humchatThis year, I’m trying something new: bringing my love for stories and poetry in medicine to a Twitter chat that I’m calling Medical Humanities Chat, or #medhumchat. Each chat is guided reflection around a few short texts. After the chat, I’ll share the readings, questions, and a few comments from participants here. These blog posts will function as discussion guides that anyone, anywhere can use to foster reflection, empathy and connection in healthcare. It’s #FOAMed (free open access medical education) for the medical humanities.”

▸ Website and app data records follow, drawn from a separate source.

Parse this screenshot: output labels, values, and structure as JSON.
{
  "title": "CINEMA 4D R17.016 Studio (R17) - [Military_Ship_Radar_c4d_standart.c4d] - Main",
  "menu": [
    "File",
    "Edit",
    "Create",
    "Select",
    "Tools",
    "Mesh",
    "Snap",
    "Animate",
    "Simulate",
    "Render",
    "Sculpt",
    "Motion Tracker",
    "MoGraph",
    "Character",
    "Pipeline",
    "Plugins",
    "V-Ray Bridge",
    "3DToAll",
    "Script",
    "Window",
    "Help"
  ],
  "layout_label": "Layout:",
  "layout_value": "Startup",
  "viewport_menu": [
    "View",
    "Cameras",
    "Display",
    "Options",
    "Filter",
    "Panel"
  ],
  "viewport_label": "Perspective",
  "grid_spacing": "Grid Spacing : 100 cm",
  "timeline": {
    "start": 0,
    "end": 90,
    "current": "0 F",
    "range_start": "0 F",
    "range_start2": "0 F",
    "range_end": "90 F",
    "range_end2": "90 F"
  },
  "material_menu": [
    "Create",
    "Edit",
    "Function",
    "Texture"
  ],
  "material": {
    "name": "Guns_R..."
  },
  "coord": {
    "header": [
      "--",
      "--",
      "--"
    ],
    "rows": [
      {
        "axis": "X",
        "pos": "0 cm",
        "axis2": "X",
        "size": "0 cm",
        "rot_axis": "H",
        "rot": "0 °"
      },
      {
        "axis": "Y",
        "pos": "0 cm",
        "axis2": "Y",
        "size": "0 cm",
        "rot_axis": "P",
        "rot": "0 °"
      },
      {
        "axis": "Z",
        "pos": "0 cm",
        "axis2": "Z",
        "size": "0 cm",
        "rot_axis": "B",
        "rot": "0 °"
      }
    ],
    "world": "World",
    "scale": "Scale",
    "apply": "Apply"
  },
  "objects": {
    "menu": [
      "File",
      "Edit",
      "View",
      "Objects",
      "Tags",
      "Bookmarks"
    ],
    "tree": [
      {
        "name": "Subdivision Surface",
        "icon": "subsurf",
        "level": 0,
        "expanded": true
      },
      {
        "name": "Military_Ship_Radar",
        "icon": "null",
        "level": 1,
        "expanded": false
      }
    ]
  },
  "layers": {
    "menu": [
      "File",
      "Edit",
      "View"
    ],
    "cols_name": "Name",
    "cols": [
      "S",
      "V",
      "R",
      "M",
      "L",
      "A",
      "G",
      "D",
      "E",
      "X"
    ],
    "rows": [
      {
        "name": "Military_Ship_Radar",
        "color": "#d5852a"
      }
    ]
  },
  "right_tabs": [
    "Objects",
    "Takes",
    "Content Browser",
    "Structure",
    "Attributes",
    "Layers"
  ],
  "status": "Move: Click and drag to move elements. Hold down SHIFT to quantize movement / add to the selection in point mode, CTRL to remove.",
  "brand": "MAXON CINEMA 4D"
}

Dr. Colleen Farrell on Can Fairy Tales and Poetry Help Us Heal? Learn more about Medical Humanities Chat and see the tweet above to participate in her next session.

#colleenmfarrell #medhumchat

Science of Learning

“Positive emotional states have been associated with more ‘cognitive flexibility’ and thus may be more beneficial when complex diagnostic reasoning is needed (McConnell & Eva 2012, p. 1318). Due to their more global focus, learners in positive moods may better see the global principles underlying a problem and therefore more easily transfer information learned to a new setting (Brand et al. 2007). Teachers can harness the power of emotions by having learners reflect on the emotional context of their work with patients, teaching them to recognize how cases make them feel as well as think. Narrative medicine can be particularly useful, as telling our stories and those of our patients bring emotional content to the forefront, enhancing our attention and affiliation with the work (Charon 2007).”

More on the Twelve Tips for Applying the Science of Learning to Health Professions Education (2016) by H. C. Gooding, K. Mann, & E. Armstrong

#MustRead #MedicalEducators #CurriculumDesign #FamilyPracticeResidents #ExamPreparation

Friday Link Pack

A Mile in Our Moccasins (2018) “is a short film that was co-created by five Indigenous youth who are living with HIV. The vision behind the film is to combat HIV stigma, address HIV myths and misconceptions, while awakening compassion, education, and understanding in those who view it.” This incredibly courageous and moving film may be viewed here.

Have a great weekend! Know before you go and drive safe.

Warm regards,

Jacqueline